- Trisco (3-D finite element analysis)
The software mentioned above both analyse the dew point line, so the optimal position of any vapour control layers can be evaluated. They are fundamental in the calculation of cold bridging (please see my previous blog on cold bridging for more information).
Interstitial Condensation risk analysis
- BuildDeskU (limited to 1-D analysis – Glaser method)
- WU-FI Pro (dynamic simulation on vapour diffusion but again limited to 1-D analysis on simple solutions and not junctions)
These tools are helpful, but they are still limited. All of them, ad exception of the WUFI, use the Glaser method to identify vapour diffusion, and they use steady temperatures to evaluate the risk. This method assumes vapour moves only one way (inside to outside), completely omitting the possibility of driving rain from its calculations, does not measure absorption or porosity, and therefore misses the potential risk attributed to the aspect of moisture storage.
This renders the results inaccurate, as the Glaser method it is only used on 1-D analysis (ex. a simple wall solution). Therefore, we cannot evaluate the vapour diffusion of junctions using this approach.
The only software currently available for junctions, in my opinion, is Wu-FI 2D (different from Wu-Fi Pro). But even this one, falls outside the scope of the standard even though it has been repeatedly validated.
The future of Hygrothermal assessments in the UK
Building Regulations and environmental policies are rapidly changing and there is a deadline where we have to reach certain goals in regards to CO2 emissions.

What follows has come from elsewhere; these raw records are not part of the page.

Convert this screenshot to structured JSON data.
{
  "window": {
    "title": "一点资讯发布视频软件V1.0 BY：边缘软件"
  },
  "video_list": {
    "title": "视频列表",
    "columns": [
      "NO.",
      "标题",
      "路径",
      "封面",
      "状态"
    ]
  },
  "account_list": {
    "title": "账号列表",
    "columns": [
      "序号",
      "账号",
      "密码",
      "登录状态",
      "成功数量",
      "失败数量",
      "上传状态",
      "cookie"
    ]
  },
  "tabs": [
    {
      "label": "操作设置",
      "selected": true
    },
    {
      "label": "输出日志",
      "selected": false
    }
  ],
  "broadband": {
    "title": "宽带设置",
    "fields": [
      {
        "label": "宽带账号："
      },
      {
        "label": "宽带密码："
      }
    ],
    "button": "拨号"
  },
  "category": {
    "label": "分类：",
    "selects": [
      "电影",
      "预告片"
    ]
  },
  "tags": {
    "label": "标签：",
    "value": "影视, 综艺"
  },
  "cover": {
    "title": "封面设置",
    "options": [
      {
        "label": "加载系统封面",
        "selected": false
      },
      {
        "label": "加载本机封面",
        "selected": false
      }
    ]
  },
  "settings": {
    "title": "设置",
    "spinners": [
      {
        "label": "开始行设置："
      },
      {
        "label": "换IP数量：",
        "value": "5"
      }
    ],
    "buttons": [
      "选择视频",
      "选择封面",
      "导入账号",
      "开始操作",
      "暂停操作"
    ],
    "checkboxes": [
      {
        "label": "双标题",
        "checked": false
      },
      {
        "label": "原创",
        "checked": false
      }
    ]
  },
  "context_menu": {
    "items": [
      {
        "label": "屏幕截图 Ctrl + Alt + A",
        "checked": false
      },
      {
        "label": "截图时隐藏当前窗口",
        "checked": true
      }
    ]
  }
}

If we want to reach these goals then the new Part L 2020 needs a huge leap forward and have a vision for the future closer to LETI’s (London Energy Transformation Initiative), where 100% of all new buildings will need to operate at net zero.
This mean that more restrictive conditions, on thermal performances will have to be met and the condensation issues will rise even further.
It seems like our industry is starting to evolve on the matters of the climate emergency but still not at a fast pace. They should put more emphasis into cold bridging, condensations risk analysis and an accurate study should become mandatory.
Even our software will have to evolve. Condensation analysis is one of the most complicated matter that affects our building and currently there are no standards that will tell us how to avoid that risk.
Looking further into the future, appears that accurate implementation of indoor boundary conditions will be required to accurately assess condensation risk of wall assemblies with typical heating systems.
Future work will include 3-D Computational Fluid Dynamics (CFD) modelling simulation to evaluate the effects of 3D supply forced-air flows at the room-window corners. Other relevant factors to be considered are: the presence of furniture and blinds in reducing convection and radiation heat transfer. But before getting into such complicated analysis (I will estimate about 20 years before we start looking into these things) let’s focus into more cheaper solutions based on the software currently available.
I hope the article has been useful and if you have any questions do not hesitate to contact me. I will endeavour to answer at the earliest opportunity.